Thursday, August 28, 2008

Medicare Pays Too Much for New Generics

According to this article on The Wall Street Journal Blog when the price of generic drugs plunges, Medicare is slow to reflect that price change.

A report published by the Health and Human Services’ inspector general looks at irinotecan, which is a cancer that went generic in February of this year. The average price of the drug factoring in sales of the branded version was $52. During the current quarter, Medicare was paying about $75 for irinotecan, which is still far above the average price.

Read the full report here.

Wednesday, August 13, 2008

Marry For Health Reasons? Maybe Not Necessary

One common conception that scientists in the past have validated is that for your health, it is better to be married. A new study as reported in BusinessWeek, however, is suggesting otherwise.

Hui Liu, study’s lead author from Michigan State University stated

"One of the most-often documented facts is that married people are healthier than non-married people, but the difference between married and unmarried people has changed over the past few decades."
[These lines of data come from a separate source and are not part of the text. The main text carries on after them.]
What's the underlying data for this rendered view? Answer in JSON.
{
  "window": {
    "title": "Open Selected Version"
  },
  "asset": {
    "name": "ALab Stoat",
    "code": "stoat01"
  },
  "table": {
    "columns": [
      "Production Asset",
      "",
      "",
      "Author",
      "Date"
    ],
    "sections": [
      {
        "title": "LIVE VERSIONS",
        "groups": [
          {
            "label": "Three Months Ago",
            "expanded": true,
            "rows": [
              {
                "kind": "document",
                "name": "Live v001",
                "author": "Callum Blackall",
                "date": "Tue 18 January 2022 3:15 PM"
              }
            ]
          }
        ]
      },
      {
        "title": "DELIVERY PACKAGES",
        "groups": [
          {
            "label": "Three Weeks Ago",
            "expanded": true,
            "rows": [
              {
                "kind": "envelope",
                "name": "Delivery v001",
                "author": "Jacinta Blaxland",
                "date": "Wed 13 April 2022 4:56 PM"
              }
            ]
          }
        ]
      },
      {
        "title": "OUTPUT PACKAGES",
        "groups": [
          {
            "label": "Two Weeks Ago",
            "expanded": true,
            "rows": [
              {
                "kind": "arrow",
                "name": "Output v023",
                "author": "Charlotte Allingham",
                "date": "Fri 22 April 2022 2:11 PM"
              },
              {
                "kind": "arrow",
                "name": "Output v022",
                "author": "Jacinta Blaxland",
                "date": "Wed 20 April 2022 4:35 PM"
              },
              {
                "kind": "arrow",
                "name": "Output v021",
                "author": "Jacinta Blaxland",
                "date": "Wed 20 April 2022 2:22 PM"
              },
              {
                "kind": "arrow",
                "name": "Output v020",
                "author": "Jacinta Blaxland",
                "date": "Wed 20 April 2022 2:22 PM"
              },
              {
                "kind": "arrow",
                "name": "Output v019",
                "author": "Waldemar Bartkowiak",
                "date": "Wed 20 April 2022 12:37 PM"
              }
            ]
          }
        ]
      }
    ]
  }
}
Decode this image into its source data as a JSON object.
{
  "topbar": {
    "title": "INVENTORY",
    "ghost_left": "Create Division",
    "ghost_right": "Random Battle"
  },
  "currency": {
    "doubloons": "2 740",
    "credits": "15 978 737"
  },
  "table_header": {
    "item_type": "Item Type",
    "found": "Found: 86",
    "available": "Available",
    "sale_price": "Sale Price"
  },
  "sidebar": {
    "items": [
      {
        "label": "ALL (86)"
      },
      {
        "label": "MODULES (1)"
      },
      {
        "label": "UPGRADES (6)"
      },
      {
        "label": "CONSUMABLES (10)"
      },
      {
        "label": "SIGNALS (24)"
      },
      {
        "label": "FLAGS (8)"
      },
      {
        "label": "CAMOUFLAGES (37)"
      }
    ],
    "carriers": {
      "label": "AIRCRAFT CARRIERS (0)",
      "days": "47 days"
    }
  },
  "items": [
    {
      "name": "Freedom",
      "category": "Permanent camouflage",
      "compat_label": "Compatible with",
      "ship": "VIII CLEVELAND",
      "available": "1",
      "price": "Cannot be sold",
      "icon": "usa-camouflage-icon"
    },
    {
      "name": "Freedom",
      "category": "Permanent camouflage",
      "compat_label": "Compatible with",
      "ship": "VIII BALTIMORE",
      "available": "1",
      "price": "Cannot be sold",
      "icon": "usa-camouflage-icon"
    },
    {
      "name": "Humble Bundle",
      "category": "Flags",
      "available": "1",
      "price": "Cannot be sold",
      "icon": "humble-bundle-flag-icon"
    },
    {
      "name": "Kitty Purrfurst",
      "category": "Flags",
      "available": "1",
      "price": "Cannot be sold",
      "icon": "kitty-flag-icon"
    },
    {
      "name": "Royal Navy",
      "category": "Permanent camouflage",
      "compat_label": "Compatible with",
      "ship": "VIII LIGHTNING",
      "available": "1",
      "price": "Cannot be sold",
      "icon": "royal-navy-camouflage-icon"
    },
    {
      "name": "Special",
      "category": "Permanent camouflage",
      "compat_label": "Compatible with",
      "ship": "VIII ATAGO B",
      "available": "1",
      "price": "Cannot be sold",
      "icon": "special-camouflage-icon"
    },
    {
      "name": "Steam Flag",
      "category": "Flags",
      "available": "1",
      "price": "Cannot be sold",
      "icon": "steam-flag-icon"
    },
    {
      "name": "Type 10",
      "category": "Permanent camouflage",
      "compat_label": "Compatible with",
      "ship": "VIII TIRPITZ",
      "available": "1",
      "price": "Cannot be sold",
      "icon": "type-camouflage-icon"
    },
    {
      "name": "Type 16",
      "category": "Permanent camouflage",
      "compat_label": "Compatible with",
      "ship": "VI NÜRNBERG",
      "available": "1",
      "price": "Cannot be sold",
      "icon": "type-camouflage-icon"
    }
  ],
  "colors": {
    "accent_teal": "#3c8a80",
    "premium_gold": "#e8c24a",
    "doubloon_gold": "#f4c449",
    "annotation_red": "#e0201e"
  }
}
As the article further reports:

- the self-reported health status of never-married adults increased significantly over time

- self-reported health status of married women also increased

- the gap between married and never-married women's health stayed about the same

- never-married men narrowed the health gap between themselves and married men

Some of the speculated reasons for the results of the study include that with the mores in society changing, it is no longer imperative to have a spouse for social status and acceptance. In addition, currently there are more support systems in place for those who are unmarried that may help them to not experience the negative side effects that in the past have been associated with being single.

Tuesday, August 12, 2008

Living Near Highways Can Increase Risk of Low-Birth Weight

The NY Times reports that a recent Canadian study shows that mothers who live near highways are more likely to give birth to low-weight and preterm babies. The study, which was published in Journal of Epidemiology and Community Health, looked at medical records of nearly 100,000 births in Montreal from 1997 to 2001. Researchers measured distances to the nearest highways and determined socioeconomic and education levels from census data.
Researchers found that compared to wealthy neighborhoods, mothers who lived within 220 yards of a highway were linked to a 58 percent chance of preterm birth, and a 81 percent chance of increased risk of low-birth weight.
Dr. Mélissa Généreux, a resident physician at the University of Montreal mentions:
“Low-income mothers are exposed to more risk factors — smoking, poor nutrition, poor access to prenatal care, domestic violence. More advantaged mothers are protected from these risk factors, so they might be more affected by the addition of a single new risk factor, pollution from highways.”